# Source code for pyproximal.proximal.SingularValuePenalty

import numpy as np

from pyproximal.ProxOperator import _check_tau
from pyproximal import ProxOperator

[docs]class SingularValuePenalty(ProxOperator):
r"""Proximal operator of a penalty acting on the singular values.

Generic regularizer :math:\mathcal{R}_f acting on the singular values of a matrix,

.. math::

\mathcal{R}_f(\mathbf{X}) = f(\boldsymbol\lambda)

where :math:\mathbf{X} is a matrix of size :math:M \times N and
:math:\boldsymbol\lambda is the corresponding singular value vector.

Parameters
----------
dim : :obj:tuple
Size of matrix :math:\mathbf{X}.
penalty : :obj:pyproximal.ProxOperator
Function acting on the singular values.

Notes
-----
The pyproximal implementation allows penalty to be any
:class:pyproximal.ProxOperator acting on the singular values; however, not all
penalties will result in a mathematically accurate proximal operator defined this
way. Given a penalty :math:f, the proximal operator is assumed to be

.. math::

\prox_{\tau \mathcal{R}_f}(\mathbf{X}) =
\mathbf{U} \diag\left( \prox_{\tau f}(\boldsymbol\lambda)\right) \mathbf{V}^H

where :math:\mathbf{X} = \mathbf{U}\diag(\boldsymbol\lambda)\mathbf{V}^H, is an
SVD of :math:\mathbf{X}. It is the user's responsibility to check that this is
true for their particular choice of penalty.
"""

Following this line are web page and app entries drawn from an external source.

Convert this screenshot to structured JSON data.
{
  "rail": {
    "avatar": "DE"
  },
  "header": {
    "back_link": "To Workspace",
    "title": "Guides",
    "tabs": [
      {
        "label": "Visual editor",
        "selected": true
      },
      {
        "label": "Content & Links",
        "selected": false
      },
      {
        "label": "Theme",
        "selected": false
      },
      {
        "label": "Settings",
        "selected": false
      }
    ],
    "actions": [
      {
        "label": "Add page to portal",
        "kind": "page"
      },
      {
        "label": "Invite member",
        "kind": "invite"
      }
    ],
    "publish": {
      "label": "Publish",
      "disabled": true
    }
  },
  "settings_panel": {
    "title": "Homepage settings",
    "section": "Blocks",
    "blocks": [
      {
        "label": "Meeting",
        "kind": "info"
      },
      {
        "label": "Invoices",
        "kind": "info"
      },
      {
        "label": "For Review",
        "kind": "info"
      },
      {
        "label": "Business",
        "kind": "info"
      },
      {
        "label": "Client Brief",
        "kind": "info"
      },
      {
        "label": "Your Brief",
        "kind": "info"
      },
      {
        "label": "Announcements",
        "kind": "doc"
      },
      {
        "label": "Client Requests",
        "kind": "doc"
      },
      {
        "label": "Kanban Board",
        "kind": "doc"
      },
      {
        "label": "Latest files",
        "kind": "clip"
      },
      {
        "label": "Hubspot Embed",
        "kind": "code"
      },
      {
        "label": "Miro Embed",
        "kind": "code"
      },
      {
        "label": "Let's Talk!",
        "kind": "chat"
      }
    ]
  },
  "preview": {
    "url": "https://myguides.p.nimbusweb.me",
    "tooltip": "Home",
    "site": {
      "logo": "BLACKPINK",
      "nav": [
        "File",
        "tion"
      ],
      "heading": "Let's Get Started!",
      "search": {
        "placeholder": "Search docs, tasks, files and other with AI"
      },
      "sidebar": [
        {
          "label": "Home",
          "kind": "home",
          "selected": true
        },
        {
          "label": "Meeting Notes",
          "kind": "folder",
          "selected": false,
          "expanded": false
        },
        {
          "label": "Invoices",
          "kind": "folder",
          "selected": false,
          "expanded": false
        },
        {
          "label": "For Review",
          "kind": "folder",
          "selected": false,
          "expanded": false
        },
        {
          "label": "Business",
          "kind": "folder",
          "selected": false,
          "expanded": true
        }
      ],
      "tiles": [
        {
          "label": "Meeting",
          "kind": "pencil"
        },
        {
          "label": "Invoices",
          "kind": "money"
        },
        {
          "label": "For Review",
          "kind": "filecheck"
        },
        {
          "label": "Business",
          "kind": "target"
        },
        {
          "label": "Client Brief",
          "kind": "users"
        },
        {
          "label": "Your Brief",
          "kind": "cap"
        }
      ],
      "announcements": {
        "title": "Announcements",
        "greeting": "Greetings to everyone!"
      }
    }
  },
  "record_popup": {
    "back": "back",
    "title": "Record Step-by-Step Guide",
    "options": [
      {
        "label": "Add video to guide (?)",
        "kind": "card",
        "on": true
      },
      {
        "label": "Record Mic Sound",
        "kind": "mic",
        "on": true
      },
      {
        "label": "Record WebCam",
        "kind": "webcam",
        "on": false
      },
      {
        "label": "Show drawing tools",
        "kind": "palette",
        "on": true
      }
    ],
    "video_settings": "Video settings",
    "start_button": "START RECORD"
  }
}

def __init__(self, dim, penalty):
super().__init__(None, False)
self.dim = dim
self.penalty = penalty

def __call__(self, x):
X = x.reshape(self.dim)
eigs = np.linalg.eigvalsh(X.T @ X)
eigs[eigs < 0] = 0  # ensure all eigenvalues at positive
return np.sum(self.penalty(np.sqrt(eigs)))

@_check_tau
def prox(self, x, tau):
X = x.reshape(self.dim)
U, S, Vh = np.linalg.svd(X, full_matrices=False)
X = np.dot(U * self.penalty.prox(S, tau), Vh)
return X.ravel()